WHITEHORSE, Yukon—A Yukon woman set a new benchmark for a solo, unsupported expedition to the grocery store last week. Eva Holland, an adventure racer, overcame numerous obstacles in reaching her local market for provisions and returning safely home again.
The vision for the expedition came together when her car went into the shop for an unexpected brake job. “I knew then that I had an opportunity to really do something special,” Holland says. In desperate need of groceries before the full force of the coronavirus hit her area, she decided to set out overland.
Hauling empty packs, Holland traversed the icy subarctic route from her home to the bus stop: roughly one-third of a mile, in temperatures that hovered around zero degrees Fahrenheit. She then rode the bus for two miles, disembarked, and approached the grocery store. (When pressed by Outside about her use of public transportation, which would normally disqualify an expedition from using the “unsupported” label, Holland said she was guided by Colin O’Brady’s more expansive definition of the term.)
At the grocery store, Holland encountered her crisis: a fiber-optic outage had knocked out the internet, and registers could not accept payment by credit or debit cards. It was chaos, and some felt there was no way forward. Undeterred, Holland improvised a traverse south for half a mile to the bank, withdrew cash via a human teller, and circled back. “My strength was still good at this point,” Holland recalls. “I was behind schedule, but I still felt confident I could complete the expedition.”
Back at the store, Holland navigated aisles largely stripped of items like evaporated milk, rice, and canned tomatoes. (She was, however, able to secure the last carton of chicken broth.) It was modestly busy with shoppers but the more challenging obstacles were the employees, who were heroically restocking the shelves from large carts loaded with eggs, canned soups, and other essentials. How did Holland maintain safe social-distancing space?
“My reflexes were solid,” Holland says. “I was able to maneuver around them.”
Checkout was mercifully easier than Holland anticipated. The lines—carefully spaced, socially distant lines!—were only five or six shoppers deep, rather than the ten or twelve that our seasoned adventurer had prepared for. Soon Holland was clear.
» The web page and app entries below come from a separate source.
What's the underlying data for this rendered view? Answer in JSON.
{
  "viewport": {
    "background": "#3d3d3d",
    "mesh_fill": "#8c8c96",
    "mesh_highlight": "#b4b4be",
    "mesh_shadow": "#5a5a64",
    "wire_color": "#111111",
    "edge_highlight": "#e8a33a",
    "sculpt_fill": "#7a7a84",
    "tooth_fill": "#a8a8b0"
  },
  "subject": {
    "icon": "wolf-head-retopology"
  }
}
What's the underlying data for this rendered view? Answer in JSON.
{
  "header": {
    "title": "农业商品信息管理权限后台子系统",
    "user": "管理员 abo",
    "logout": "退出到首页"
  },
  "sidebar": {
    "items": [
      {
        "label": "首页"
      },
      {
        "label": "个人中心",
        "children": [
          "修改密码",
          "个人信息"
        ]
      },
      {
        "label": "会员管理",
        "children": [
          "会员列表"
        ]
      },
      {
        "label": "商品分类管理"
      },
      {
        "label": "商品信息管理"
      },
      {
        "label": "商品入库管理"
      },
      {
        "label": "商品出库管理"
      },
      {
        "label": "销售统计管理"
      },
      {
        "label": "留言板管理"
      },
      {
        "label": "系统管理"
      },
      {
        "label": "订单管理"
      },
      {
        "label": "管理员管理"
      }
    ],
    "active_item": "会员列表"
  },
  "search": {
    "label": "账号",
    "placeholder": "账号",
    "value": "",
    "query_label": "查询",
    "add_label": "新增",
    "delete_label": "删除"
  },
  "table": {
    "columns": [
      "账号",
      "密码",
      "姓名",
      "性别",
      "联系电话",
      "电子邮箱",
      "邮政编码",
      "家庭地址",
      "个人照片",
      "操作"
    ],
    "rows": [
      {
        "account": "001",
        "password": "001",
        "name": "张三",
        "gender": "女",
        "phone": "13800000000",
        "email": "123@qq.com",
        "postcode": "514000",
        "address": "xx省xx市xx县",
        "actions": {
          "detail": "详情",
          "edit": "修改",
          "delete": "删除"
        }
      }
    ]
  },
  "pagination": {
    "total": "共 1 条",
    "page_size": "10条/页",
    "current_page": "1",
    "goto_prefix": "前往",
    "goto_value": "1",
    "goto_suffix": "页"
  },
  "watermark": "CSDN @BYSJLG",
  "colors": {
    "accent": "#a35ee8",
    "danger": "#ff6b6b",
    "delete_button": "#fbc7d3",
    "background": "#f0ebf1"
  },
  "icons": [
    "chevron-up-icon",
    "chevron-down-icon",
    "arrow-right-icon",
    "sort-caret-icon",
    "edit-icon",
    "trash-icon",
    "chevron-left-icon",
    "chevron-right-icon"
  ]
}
With the summit behind her, she loaded her packs for the return trip.
That’s when things got really hard.
After dragging her heavy load out of the store and to the bus stop, Holland waited in vain for public transit that never showed. (Anyone who’s ever waited for resupply knows that feeling.) With temperatures dropping, Holland made another half-mile southbound traverse, fully loaded, to the main bus depot.
“There were moments when I felt like breaking,” Holland later said, admitting that she came close to calling a cab. “But ultimately, I was able to just take it step by step and focus on doing the work, just man-hauling down to Main Street.”
Once she caught a bus at the depot, all that remained was a final leg of overland travel to her home to finish the expedition. (Spoiler: she made it.) But for Holland, it’s not really about bragging rights.
“I learned so much about myself along the way,” she says. “What I’ll remember is the journey.”